--- EXERCISE DESCRIPTION ---
Each line of the data has to be retyped exactly as it is.

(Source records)
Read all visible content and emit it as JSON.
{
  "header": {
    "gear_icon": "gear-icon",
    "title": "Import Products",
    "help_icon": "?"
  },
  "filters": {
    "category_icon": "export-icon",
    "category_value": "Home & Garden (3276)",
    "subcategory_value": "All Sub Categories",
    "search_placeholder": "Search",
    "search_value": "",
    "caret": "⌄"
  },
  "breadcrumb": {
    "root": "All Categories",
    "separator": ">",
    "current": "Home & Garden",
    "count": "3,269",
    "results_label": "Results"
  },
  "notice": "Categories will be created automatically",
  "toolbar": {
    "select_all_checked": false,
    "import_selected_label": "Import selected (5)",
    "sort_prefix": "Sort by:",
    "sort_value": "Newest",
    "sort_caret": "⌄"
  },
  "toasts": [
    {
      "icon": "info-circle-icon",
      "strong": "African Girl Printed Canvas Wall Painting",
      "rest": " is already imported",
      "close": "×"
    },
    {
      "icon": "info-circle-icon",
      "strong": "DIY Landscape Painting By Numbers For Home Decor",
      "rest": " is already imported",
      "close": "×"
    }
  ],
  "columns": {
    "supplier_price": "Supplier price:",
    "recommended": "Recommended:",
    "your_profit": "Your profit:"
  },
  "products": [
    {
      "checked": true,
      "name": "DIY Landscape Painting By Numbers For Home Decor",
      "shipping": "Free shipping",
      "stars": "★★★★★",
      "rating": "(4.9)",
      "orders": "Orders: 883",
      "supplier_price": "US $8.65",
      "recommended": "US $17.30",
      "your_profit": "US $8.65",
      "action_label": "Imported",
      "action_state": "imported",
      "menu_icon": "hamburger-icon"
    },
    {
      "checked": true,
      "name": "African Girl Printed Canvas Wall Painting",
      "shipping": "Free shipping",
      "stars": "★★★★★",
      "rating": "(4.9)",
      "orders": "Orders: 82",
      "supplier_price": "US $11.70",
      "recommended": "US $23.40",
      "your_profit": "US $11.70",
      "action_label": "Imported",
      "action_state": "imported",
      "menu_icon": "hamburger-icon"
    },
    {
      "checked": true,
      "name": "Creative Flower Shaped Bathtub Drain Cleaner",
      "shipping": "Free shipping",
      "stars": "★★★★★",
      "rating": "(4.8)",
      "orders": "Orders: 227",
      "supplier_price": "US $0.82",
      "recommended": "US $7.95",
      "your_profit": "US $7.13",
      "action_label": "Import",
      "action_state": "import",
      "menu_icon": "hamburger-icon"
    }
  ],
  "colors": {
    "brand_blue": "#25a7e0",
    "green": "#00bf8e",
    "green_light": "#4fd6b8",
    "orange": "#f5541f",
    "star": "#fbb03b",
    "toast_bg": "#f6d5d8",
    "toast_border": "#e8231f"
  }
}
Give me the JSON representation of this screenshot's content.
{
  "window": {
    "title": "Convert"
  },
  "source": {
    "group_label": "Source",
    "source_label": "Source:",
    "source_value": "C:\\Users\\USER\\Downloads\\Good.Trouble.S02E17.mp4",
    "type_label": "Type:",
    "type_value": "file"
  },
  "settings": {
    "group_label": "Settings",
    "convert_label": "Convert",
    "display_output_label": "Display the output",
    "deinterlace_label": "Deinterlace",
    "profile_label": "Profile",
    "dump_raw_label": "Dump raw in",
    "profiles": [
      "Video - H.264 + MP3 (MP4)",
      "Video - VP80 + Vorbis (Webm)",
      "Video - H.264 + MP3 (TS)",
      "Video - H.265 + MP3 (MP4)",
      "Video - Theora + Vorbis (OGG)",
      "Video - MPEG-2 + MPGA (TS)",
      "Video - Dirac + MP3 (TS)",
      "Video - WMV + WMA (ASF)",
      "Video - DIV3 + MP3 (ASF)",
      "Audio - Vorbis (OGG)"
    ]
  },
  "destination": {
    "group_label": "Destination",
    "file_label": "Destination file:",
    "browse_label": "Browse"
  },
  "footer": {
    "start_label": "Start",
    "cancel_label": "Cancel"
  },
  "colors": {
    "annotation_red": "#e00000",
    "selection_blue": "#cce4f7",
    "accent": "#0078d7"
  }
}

--- TASK ANSWER ---
Read all visible content and emit it as JSON.
{
  "header": {
    "gear_icon": "gear-icon",
    "title": "Import Products",
    "help_icon": "?"
  },
  "filters": {
    "category_icon": "export-icon",
    "category_value": "Home & Garden (3276)",
    "subcategory_value": "All Sub Categories",
    "search_placeholder": "Search",
    "search_value": "",
    "caret": "⌄"
  },
  "breadcrumb": {
    "root": "All Categories",
    "separator": ">",
    "current": "Home & Garden",
    "count": "3,269",
    "results_label": "Results"
  },
  "notice": "Categories will be created automatically",
  "toolbar": {
    "select_all_checked": false,
    "import_selected_label": "Import selected (5)",
    "sort_prefix": "Sort by:",
    "sort_value": "Newest",
    "sort_caret": "⌄"
  },
  "toasts": [
    {
      "icon": "info-circle-icon",
      "strong": "African Girl Printed Canvas Wall Painting",
      "rest": " is already imported",
      "close": "×"
    },
    {
      "icon": "info-circle-icon",
      "strong": "DIY Landscape Painting By Numbers For Home Decor",
      "rest": " is already imported",
      "close": "×"
    }
  ],
  "columns": {
    "supplier_price": "Supplier price:",
    "recommended": "Recommended:",
    "your_profit": "Your profit:"
  },
  "products": [
    {
      "checked": true,
      "name": "DIY Landscape Painting By Numbers For Home Decor",
      "shipping": "Free shipping",
      "stars": "★★★★★",
      "rating": "(4.9)",
      "orders": "Orders: 883",
      "supplier_price": "US $8.65",
      "recommended": "US $17.30",
      "your_profit": "US $8.65",
      "action_label": "Imported",
      "action_state": "imported",
      "menu_icon": "hamburger-icon"
    },
    {
      "checked": true,
      "name": "African Girl Printed Canvas Wall Painting",
      "shipping": "Free shipping",
      "stars": "★★★★★",
      "rating": "(4.9)",
      "orders": "Orders: 82",
      "supplier_price": "US $11.70",
      "recommended": "US $23.40",
      "your_profit": "US $11.70",
      "action_label": "Imported",
      "action_state": "imported",
      "menu_icon": "hamburger-icon"
    },
    {
      "checked": true,
      "name": "Creative Flower Shaped Bathtub Drain Cleaner",
      "shipping": "Free shipping",
      "stars": "★★★★★",
      "rating": "(4.8)",
      "orders": "Orders: 227",
      "supplier_price": "US $0.82",
      "recommended": "US $7.95",
      "your_profit": "US $7.13",
      "action_label": "Import",
      "action_state": "import",
      "menu_icon": "hamburger-icon"
    }
  ],
  "colors": {
    "brand_blue": "#25a7e0",
    "green": "#00bf8e",
    "green_light": "#4fd6b8",
    "orange": "#f5541f",
    "star": "#fbb03b",
    "toast_bg": "#f6d5d8",
    "toast_border": "#e8231f"
  }
}
Give me the JSON representation of this screenshot's content.
{
  "window": {
    "title": "Convert"
  },
  "source": {
    "group_label": "Source",
    "source_label": "Source:",
    "source_value": "C:\\Users\\USER\\Downloads\\Good.Trouble.S02E17.mp4",
    "type_label": "Type:",
    "type_value": "file"
  },
  "settings": {
    "group_label": "Settings",
    "convert_label": "Convert",
    "display_output_label": "Display the output",
    "deinterlace_label": "Deinterlace",
    "profile_label": "Profile",
    "dump_raw_label": "Dump raw in",
    "profiles": [
      "Video - H.264 + MP3 (MP4)",
      "Video - VP80 + Vorbis (Webm)",
      "Video - H.264 + MP3 (TS)",
      "Video - H.265 + MP3 (MP4)",
      "Video - Theora + Vorbis (OGG)",
      "Video - MPEG-2 + MPGA (TS)",
      "Video - Dirac + MP3 (TS)",
      "Video - WMV + WMA (ASF)",
      "Video - DIV3 + MP3 (ASF)",
      "Audio - Vorbis (OGG)"
    ]
  },
  "destination": {
    "group_label": "Destination",
    "file_label": "Destination file:",
    "browse_label": "Browse"
  },
  "footer": {
    "start_label": "Start",
    "cancel_label": "Cancel"
  },
  "colors": {
    "annotation_red": "#e00000",
    "selection_blue": "#cce4f7",
    "accent": "#0078d7"
  }
}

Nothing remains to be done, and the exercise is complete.